Three weeks ago, a Pulse writer had just left a gig with an artiste when the unexpected happen.
A gang had trailed them all the way from the Westlands club where they had been spending the evening. As the two took the Baricho Road turn towards South B, two cars cornered them and the occupants demanded they stop and surrender.
“It was a gang of seven guys and they looked pretty young... say about 18 years old. They all had guns and had threatened to shoot at us if we did not follow their orders,” says our writer whose name we keep anonymous for security reasons.
“They commanded us to surrender everything including the car. The artiste had a lot of foreign currency and it is like they had been tracking him all along. We lost everything to them,” he says.
This is not the first time a Pulse writer has found himself in the line of fire, coming face to face with a juvenile gang. Sometime ago, a group of young party lovers threatened a member of the Pulse crew in Westlands, Nairobi, with a gun. The gun-toting youth warned of dire consequences if he didn‘t delete pictures he had taken of them making out and smoking marijuana outside a popular club.
From the incident that was witnessed in Nairobi last week where a cop shot dead two members of a suspected young gang, the reality of these young dangerous crews, a story Pulse has told over and over again is finally sinking in people‘s minds.
It is the reality brought out in Nairobi drama film Nairobi Half Life about young people taking a dive into the life of crime in the city. In the now continental acclaimed award-winning movie, the lead actor Mwas loses everything to a gang of young people before getting recruited to the same by his cousin.
Most notorious Nairobi gangs are made up of young people aged between 15 and 30 years in whose possession are illegal, easy-to-hire guns and ammunitions easily accessible in backstreets Nairobi.
“It is easy to acquire a pistol and ammunition for night hire.

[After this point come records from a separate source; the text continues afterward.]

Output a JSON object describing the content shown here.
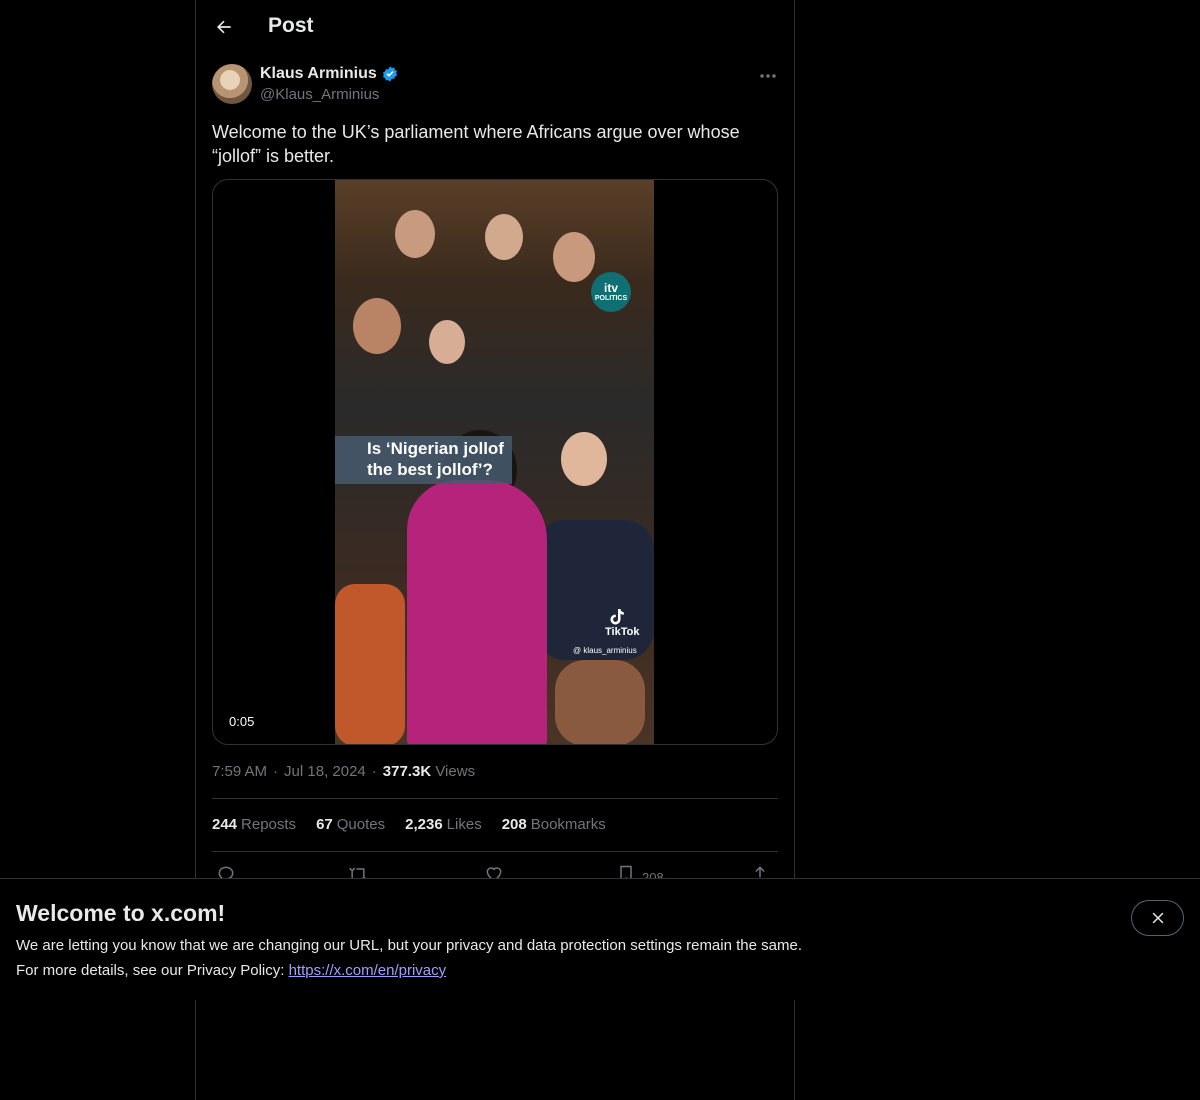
{
  "header": {
    "title": "Post"
  },
  "post": {
    "author": {
      "display_name": "Klaus Arminius",
      "handle": "@Klaus_Arminius",
      "verified": true
    },
    "text_line1": "Welcome to the UK’s parliament where Africans argue over whose",
    "text_line2": "“jollof” is better.",
    "media": {
      "caption_line1": "Is ‘Nigerian jollof",
      "caption_line2": "the best jollof’?",
      "itv_logo": "itv",
      "itv_sub": "POLITICS",
      "tiktok_label": "TikTok",
      "tiktok_user": "@ klaus_arminius",
      "duration": "0:05"
    },
    "time": "7:59 AM",
    "date": "Jul 18, 2024",
    "views_count": "377.3K",
    "views_label": "Views",
    "stats": [
      {
        "count": "244",
        "label": "Reposts"
      },
      {
        "count": "67",
        "label": "Quotes"
      },
      {
        "count": "2,236",
        "label": "Likes"
      },
      {
        "count": "208",
        "label": "Bookmarks"
      }
    ],
    "actions": {
      "bookmark_count": "208"
    }
  },
  "banner": {
    "title": "Welcome to x.com!",
    "line1": "We are letting you know that we are changing our URL, but your privacy and data protection settings remain the same.",
    "line2_prefix": "For more details, see our Privacy Policy: ",
    "link_text": "https://x.com/en/privacy"
  },
  "colors": {
    "verified": "#1d9bf0",
    "link": "#a69cff",
    "border": "#2f3336",
    "muted": "#71767b"
  }
}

With Sh5,000, you can be assured of getting a pistol from a supplier for a night. Young gangs are working closely with people in these gun cartels now,” a crime reporter who sought anonymity tells Pulse.

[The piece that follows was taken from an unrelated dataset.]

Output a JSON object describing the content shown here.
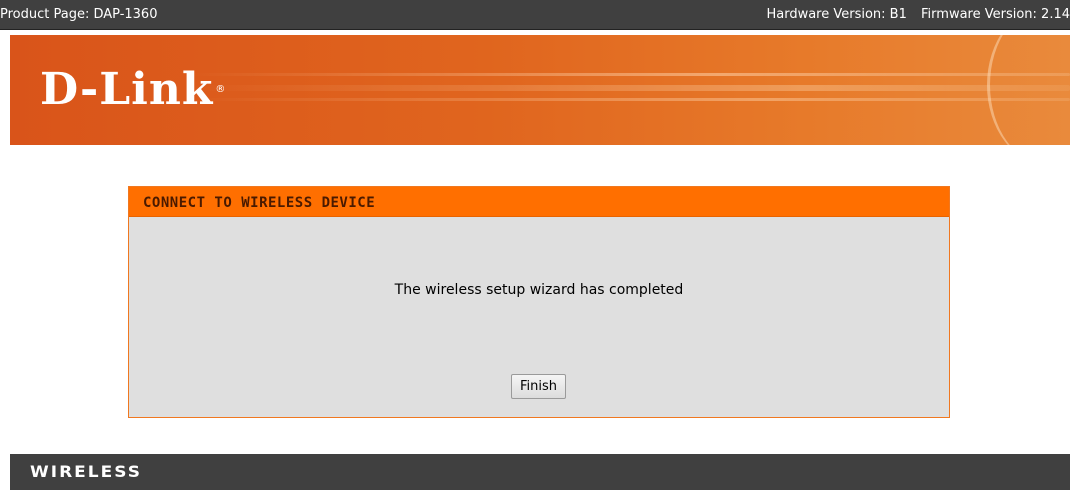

“The youthful gangs mostly operate within estates and neighbourhoods where they literally know everyone and their way out. They also like operating along the highways where they target the rich as they branch into their neighbourhoods,” he adds, noting that some of these gangs are based in universities.
Members of university gangs are said to be influenced by peer pressure as rich students flaunt their posh lifestyles, flashy cars, trendy fashion and the binge-drinking that now epitomises life on the fast lane.

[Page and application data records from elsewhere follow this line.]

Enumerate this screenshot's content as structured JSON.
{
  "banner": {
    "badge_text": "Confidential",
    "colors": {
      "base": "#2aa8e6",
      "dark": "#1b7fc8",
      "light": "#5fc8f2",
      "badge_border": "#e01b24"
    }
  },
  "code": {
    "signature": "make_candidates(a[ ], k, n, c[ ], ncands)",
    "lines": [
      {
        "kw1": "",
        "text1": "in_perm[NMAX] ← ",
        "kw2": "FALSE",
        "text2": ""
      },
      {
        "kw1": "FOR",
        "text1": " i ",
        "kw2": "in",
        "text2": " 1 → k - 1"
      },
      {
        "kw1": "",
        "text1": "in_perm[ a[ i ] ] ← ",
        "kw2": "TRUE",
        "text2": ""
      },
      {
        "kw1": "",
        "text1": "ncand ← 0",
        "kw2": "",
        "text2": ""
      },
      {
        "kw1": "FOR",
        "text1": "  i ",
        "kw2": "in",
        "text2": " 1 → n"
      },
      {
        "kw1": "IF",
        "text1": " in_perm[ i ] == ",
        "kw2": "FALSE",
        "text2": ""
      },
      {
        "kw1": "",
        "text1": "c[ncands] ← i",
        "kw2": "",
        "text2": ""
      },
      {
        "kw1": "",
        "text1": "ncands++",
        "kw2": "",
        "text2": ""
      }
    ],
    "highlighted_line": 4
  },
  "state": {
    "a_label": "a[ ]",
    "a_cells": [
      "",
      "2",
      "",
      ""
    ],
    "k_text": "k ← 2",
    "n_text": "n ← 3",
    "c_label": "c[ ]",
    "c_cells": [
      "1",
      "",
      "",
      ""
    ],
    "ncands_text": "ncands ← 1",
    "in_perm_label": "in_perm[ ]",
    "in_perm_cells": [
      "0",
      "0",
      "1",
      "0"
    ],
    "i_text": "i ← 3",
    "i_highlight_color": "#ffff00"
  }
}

“The fact that illegal drugs have become so rampant among young people in schools and colleges has helped increase this wave of crime.
“To some extent, the idolisation of crime and a gangster lifestyle, as depicted in lyrics by top rap and dancehall artistes, who are popular among young people, has also contributed to the increase of youth-related crimes,“ Big Ted, a Kenyan showbiz guru reasoned in a previous interview
“People should accept that crime by young people is something that has found its way into our urban society in the present day, and that is something Nairobi Half Life brought out,“ Tosh Gitonga, the brains behind the film told Pulse back then.
Thrilling and celebrity-filled parties in Nairobi club hotspots are not all that safe. Identified and singled-out in a recent crime research report are places near well-known hang out joints.
They include Museum Hill roundabout with heightened cases of hit-and-run incidents. This spot hosts a number of clubs that include Tree House.